One popular idea about life in the Middle Ages is that people in the Middle Ages slept sitting upright with their backs leaning against the headboard because they feared death when they slept lying down. At first sight, it seems like that might be supported by several depictions and images in medieval manuals. But unfortunately, that idea of medieval people sleeping while sitting upright is (mostly) wrong.
So in the following, I would like to talk about why people in the Middle Ages didn`t sleep sitting upright and where the myth that they did comes from.
People in the Middle Ages didn`t sleep sitting upright and medieval beds were also not short. Instead, people in the Middle Ages slept lying down just like we do. The myth that people in the Middle Ages slept sitting upright comes from misinterpretations of medieval depictions that depict either dying, resting, or sick (but never sleeping!) people sitting upright in their beds.
Let`s get started!
Did people in the Middle Ages sleep sitting upright?
The whole idea of sleeping while sitting upright in way too short beds is closely tied to the topic of medieval beds in general. I wrote an entire article talking about the different types of medieval beds, what was used for mattresses, and how comfortable these beds were. Please feel free to check it out!
There is an abundance of medieval depictions of bedrooms and beds and none of them show short beds. All depicted beds are long enough to sleep in a normal, lying position! And these medieval depictions also show sleeping people in bed in a lying position. So people in the Middle Ages did not sleep sitting upright with their backs leaning against the headboards of their beds!
Speaking of medieval people, have you heard that medieval people were supposedly much shorter than modern-day people? Well, that too is a myth. If you want to find out more about the average height (and stature) of medieval peasants, knights, and Vikings then I would like to recommend you my article here.
But back to the myth of medieval people sleeping while sitting upright. By now we have established that that is just a myth. But where did that myth come from? And does it have a grain of truth in it?
Let`s find out.
Where does the myth that medieval people slept sitting upright come from?

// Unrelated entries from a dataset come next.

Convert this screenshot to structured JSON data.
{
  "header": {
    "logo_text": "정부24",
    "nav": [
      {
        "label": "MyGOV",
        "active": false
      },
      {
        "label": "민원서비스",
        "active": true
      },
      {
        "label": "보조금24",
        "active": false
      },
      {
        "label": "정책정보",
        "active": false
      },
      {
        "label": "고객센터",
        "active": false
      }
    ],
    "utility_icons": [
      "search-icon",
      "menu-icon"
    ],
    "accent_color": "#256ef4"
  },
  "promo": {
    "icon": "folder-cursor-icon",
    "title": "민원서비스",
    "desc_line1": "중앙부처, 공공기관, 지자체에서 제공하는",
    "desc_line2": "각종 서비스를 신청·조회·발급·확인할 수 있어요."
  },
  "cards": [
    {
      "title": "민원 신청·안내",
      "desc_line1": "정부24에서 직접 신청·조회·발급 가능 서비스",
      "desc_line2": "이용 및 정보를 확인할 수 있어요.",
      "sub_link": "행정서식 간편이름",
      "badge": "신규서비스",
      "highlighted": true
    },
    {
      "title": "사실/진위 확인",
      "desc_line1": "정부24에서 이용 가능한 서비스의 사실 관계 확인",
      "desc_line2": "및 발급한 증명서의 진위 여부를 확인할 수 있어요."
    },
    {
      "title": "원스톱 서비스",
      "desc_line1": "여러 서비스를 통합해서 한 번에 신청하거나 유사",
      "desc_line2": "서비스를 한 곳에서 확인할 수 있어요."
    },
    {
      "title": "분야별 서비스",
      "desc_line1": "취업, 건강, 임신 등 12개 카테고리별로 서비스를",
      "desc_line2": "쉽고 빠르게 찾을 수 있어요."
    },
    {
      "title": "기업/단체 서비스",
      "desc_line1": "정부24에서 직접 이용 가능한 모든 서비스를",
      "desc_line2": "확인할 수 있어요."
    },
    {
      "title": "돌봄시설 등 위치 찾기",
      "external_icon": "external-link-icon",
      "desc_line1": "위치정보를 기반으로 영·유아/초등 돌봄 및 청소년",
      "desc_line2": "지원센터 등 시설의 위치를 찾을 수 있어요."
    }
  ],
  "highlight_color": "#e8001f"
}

Ok, we just established that the idea that medieval people slept sitting upright is a myth. But where did that myth come from?
I personally believe that the origin of the myth that medieval people slept sitting upright with their backs leaning against the headboards of their beds is a classic case of an unclean interpretation of medieval sources.
Yes, there are medieval depictions of people who are sitting upright in bed. But none of these depictions show people sleeping! Instead, these depictions oftentimes show childbirth, people in hospital beds or people dying. Just think of the last time you have been at a hospital. Even today patients who are bedbound are sitting up in their beds from time to time, for example for eating a meal. The same can be said about the Middle Ages. There as well patients would occasionally sit up in their beds. And that`s oftentimes what is depicted when medieval images show people in bed sitting up.
However, there are occasions where newly married couples are depicted sitting upright in extremely short beds. So does that contradict everything I just said?
Well, not at all.
Weddings in the Middle Ages were not that much held in a church. Instead, one of the most important moments of a medieval wedding (between nobles or even royals) was when the fully clothed newlyweds were put to bed by the entire wedding party and blessed while sitting in bed. But these beds were only used for the ceremonial part of the wedding, nobody slept in them! Do you want to find out more about that? Then I would like to recommend you my article here.
I hope you found our trip into the Middle Ages and how people slept interesting.
Speaking of sleeping in the Middle Ages. Have you ever wondered whether or not knights slept in their armor? If so you might want to check out my article here.
And if you want to find out more about the surprisingly good diet of medieval peasants I would like to recommend you my article here.
Take care of yourself because you deserve it. You really do.
Until next time
Elisabeth van Houts: Married life in the Middle Ages, 900-1300 (Oxford 2019).